Unitil has completed the first phase of damage assessment and is estimating that the majority of its customers will be back on by Tuesday evening. Some individual service issues, as well as isolated pockets of customer outages may last into Wednesday.
As of 9:00 a.m. an estimated 34,908 of Unitil’s 103,000 electric customers system wide are reporting no power, down from an overnight peak of 70,000. Of those customers, 18,405 of Unitil’s 28,000 customers in Massachusetts are without power and 16,503 of Unitil’s 75,000 customers in New Hampshire are without power. The change in numbers from 4:30 a.m. reflect more accurate estimates from the completion of the first phase of damage assessment.
All Unitil customers in the Concord, New Hampshire area were restored as of 2 a.m., allowing resources in that region to be redeployed.
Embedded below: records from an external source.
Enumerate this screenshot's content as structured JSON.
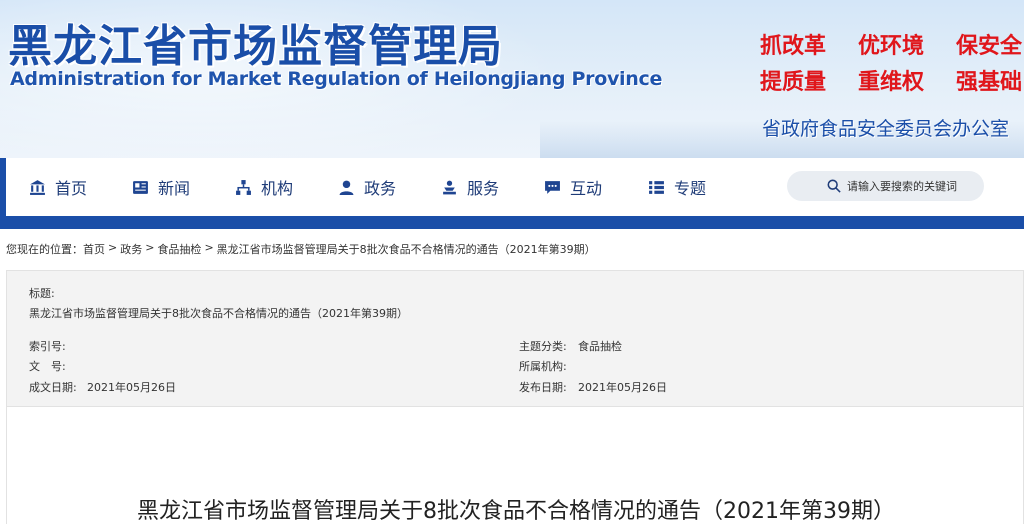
{
  "header": {
    "site_title": "黑龙江省市场监督管理局",
    "site_subtitle": "Administration for Market Regulation of Heilongjiang Province",
    "slogans": [
      "抓改革",
      "优环境",
      "保安全",
      "提质量",
      "重维权",
      "强基础"
    ],
    "office": "省政府食品安全委员会办公室",
    "colors": {
      "title": "#1a4ea8",
      "slogan": "#e0161b"
    }
  },
  "nav": {
    "items": [
      {
        "label": "首页",
        "icon": "bank-icon"
      },
      {
        "label": "新闻",
        "icon": "newspaper-icon"
      },
      {
        "label": "机构",
        "icon": "org-chart-icon"
      },
      {
        "label": "政务",
        "icon": "person-icon"
      },
      {
        "label": "服务",
        "icon": "service-icon"
      },
      {
        "label": "互动",
        "icon": "chat-icon"
      },
      {
        "label": "专题",
        "icon": "list-icon"
      }
    ],
    "search_placeholder": "请输入要搜索的关键词"
  },
  "breadcrumb": {
    "prefix": "您现在的位置：",
    "items": [
      "首页",
      "政务",
      "食品抽检",
      "黑龙江省市场监督管理局关于8批次食品不合格情况的通告（2021年第39期）"
    ],
    "separator": ">"
  },
  "meta": {
    "title_label": "标题:",
    "title_value": "黑龙江省市场监督管理局关于8批次食品不合格情况的通告（2021年第39期）",
    "index_label": "索引号:",
    "index_value": "",
    "doc_no_label": "文　号:",
    "doc_no_value": "",
    "created_label": "成文日期:",
    "created_value": "2021年05月26日",
    "category_label": "主题分类:",
    "category_value": "食品抽检",
    "org_label": "所属机构:",
    "org_value": "",
    "published_label": "发布日期:",
    "published_value": "2021年05月26日"
  },
  "article": {
    "title": "黑龙江省市场监督管理局关于8批次食品不合格情况的通告（2021年第39期）"
  }
}
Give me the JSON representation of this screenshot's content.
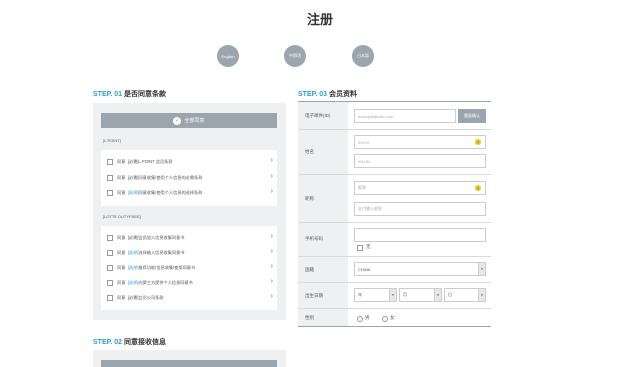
{
  "page": {
    "title": "注册"
  },
  "languages": [
    "English",
    "中国语",
    "日本語"
  ],
  "step1": {
    "no": "STEP. 01",
    "title": "是否同意条款",
    "agree_all": "全部同意",
    "groups": [
      {
        "name": "[L.POINT]",
        "items": [
          {
            "prefix": "同意",
            "tag": "[必需]",
            "text": "L.POINT 会员条款",
            "tag_type": "normal"
          },
          {
            "prefix": "同意",
            "tag": "[必需]",
            "text": "同意收集/使用个人信息的必需条款",
            "tag_type": "normal"
          },
          {
            "prefix": "同意",
            "tag": "[选择]",
            "text": "同意收集/使用个人信息的选择条款",
            "tag_type": "select"
          }
        ]
      },
      {
        "name": "[LOTTE DUTYFREE]",
        "items": [
          {
            "prefix": "同意",
            "tag": "[必需]",
            "text": "会员加入信息收集同意书",
            "tag_type": "normal"
          },
          {
            "prefix": "同意",
            "tag": "[选择]",
            "text": "选择输入信息收集同意书",
            "tag_type": "select"
          },
          {
            "prefix": "同意",
            "tag": "[选择]",
            "text": "推荐功能/信息收集/使用同意书",
            "tag_type": "select"
          },
          {
            "prefix": "同意",
            "tag": "[选择]",
            "text": "向第三方提供个人信息同意书",
            "tag_type": "select"
          },
          {
            "prefix": "同意",
            "tag": "[必需]",
            "text": "会员公司条款",
            "tag_type": "normal"
          }
        ]
      }
    ]
  },
  "step2": {
    "no": "STEP. 02",
    "title": "同意接收信息"
  },
  "step3": {
    "no": "STEP. 03",
    "title": "会员资料",
    "email": {
      "label": "电子邮件(ID)",
      "placeholder": "example@lotte.com",
      "button": "重复确认"
    },
    "name": {
      "label": "姓名",
      "last_placeholder": "ZHOU",
      "first_placeholder": "WLUN"
    },
    "nickname": {
      "label": "昵称",
      "placeholder1": "昵称",
      "placeholder2": "支付输入昵称"
    },
    "mobile": {
      "label": "手机号码",
      "none_label": "无"
    },
    "nation": {
      "label": "国籍",
      "value": "CHINA"
    },
    "birth": {
      "label": "出生日期",
      "year": "年",
      "month": "月",
      "day": "日"
    },
    "gender": {
      "label": "性别",
      "male": "男",
      "female": "女"
    }
  },
  "colors": {
    "accent": "#2b9ed6",
    "panel": "#eef0f2",
    "button": "#9aa5ad",
    "hint": "#f5c518"
  },
  "icons": [
    "check-circle-icon",
    "chevron-right-icon",
    "question-icon",
    "dropdown-arrow-icon"
  ]
}
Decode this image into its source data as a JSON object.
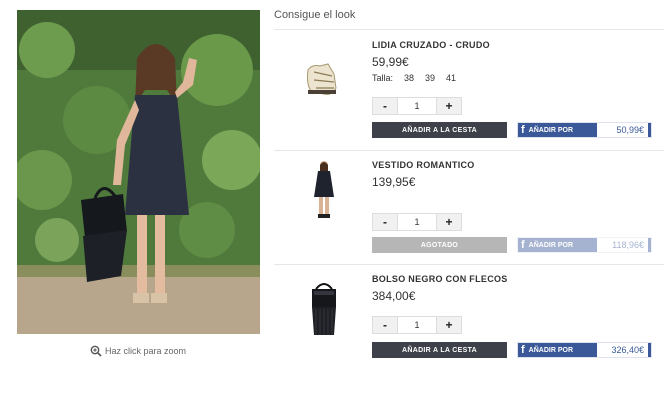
{
  "look": {
    "title": "Consigue el look",
    "zoom_label": "Haz click para zoom"
  },
  "products": [
    {
      "name": "LIDIA CRUZADO - CRUDO",
      "price": "59,99€",
      "size_label": "Talla:",
      "sizes": [
        "38",
        "39",
        "41"
      ],
      "quantity": "1",
      "minus": "-",
      "plus": "+",
      "cart_label": "AÑADIR A LA CESTA",
      "fb_label": "AÑADIR POR",
      "fb_price": "50,99€",
      "available": true
    },
    {
      "name": "VESTIDO ROMANTICO",
      "price": "139,95€",
      "quantity": "1",
      "minus": "-",
      "plus": "+",
      "cart_label": "AGOTADO",
      "fb_label": "AÑADIR POR",
      "fb_price": "118,96€",
      "available": false
    },
    {
      "name": "BOLSO NEGRO CON FLECOS",
      "price": "384,00€",
      "quantity": "1",
      "minus": "-",
      "plus": "+",
      "cart_label": "AÑADIR A LA CESTA",
      "fb_label": "AÑADIR POR",
      "fb_price": "326,40€",
      "available": true
    }
  ],
  "colors": {
    "cart_button": "#3e4149",
    "cart_disabled": "#b6b6b6",
    "facebook_blue": "#3b5998"
  },
  "icons": {
    "zoom": "magnifier-plus-icon",
    "facebook": "facebook-f-icon"
  }
}
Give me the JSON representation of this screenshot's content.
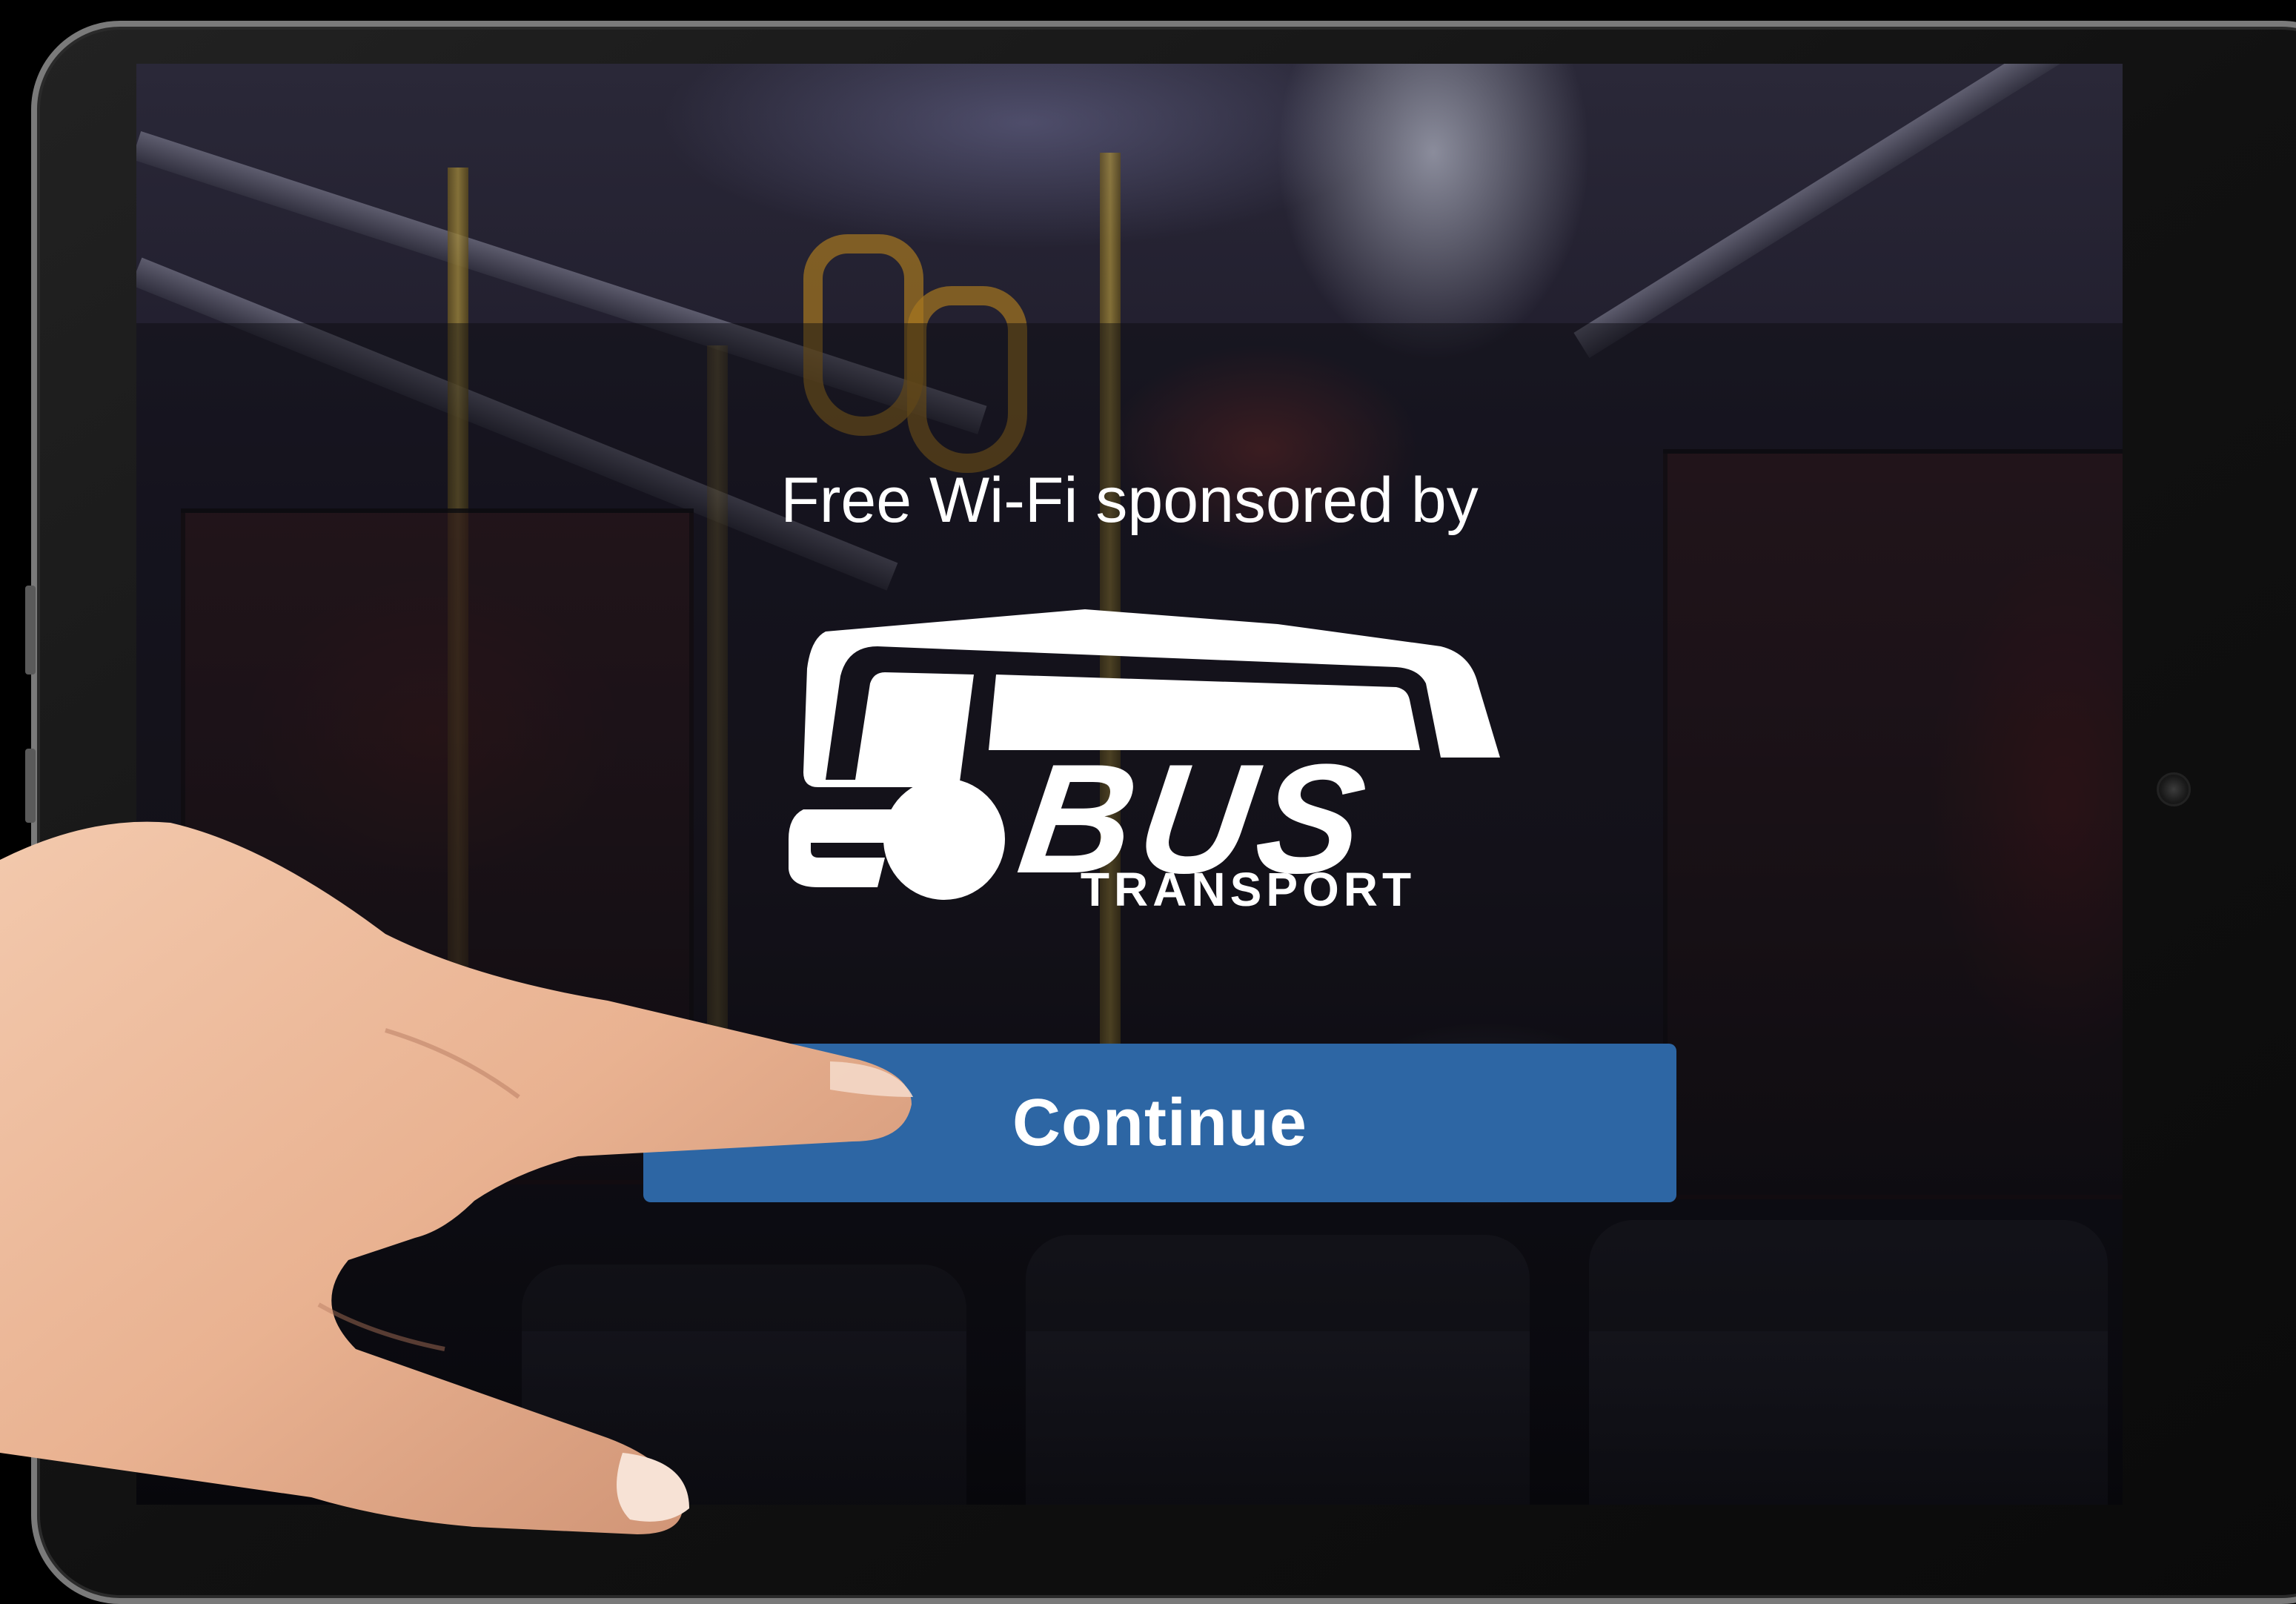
{
  "portal": {
    "headline": "Free Wi-Fi sponsored by",
    "continue_label": "Continue"
  },
  "logo": {
    "name": "BUS",
    "subtitle": "TRANSPORT"
  },
  "colors": {
    "button": "#2d66a4",
    "text": "#ffffff",
    "bezel": "#111111"
  }
}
“Completing work in Concord prior to the completion of the damage assessment phase is great news for all of our customers,” Unitil Electric Operations Director Ray Letourneau said. “We are now focusing our efforts on two areas instead of three and, with our crews transitioning out of the damage assessment and public safety phase, this is truly the first full day where we will be attacking restoration head-on.”
Approximately 300 crews, some from as far away as Michigan, Pennsylvania and Canada are participating in the restoration effort for the areas hit hardest by the storm. The crews provide specialized work and include line, tree, pole setting, damage assessment and wires down teams. Crews worked overnight on damage assessment, restoring power where possible.
Customers experiencing outages should call the following toll-free numbers:
- For the NH Seacoast Area: 1-800-582-7276
- For the NH Capital Area: 1-800-852-3339
- For Massachusetts: 1-888-301-7700
Customers who use portable generators during power outages must do so safely. Otherwise, the result could be far worse than the loss of electricity: injury or death to you, someone else or a line worker.
An improperly installed or positioned generator can cause exhaust, containing deadly carbon monoxide, to accumulate in your dwelling. In addition, such generators can “backfeed” electricity into the distribution lines and electrical equipment, seriously injuring or electrocuting a line worker or anyone who may touch a now-energized line thought to be dead. More important safety messages on generator usage can be found online at Unitil.com.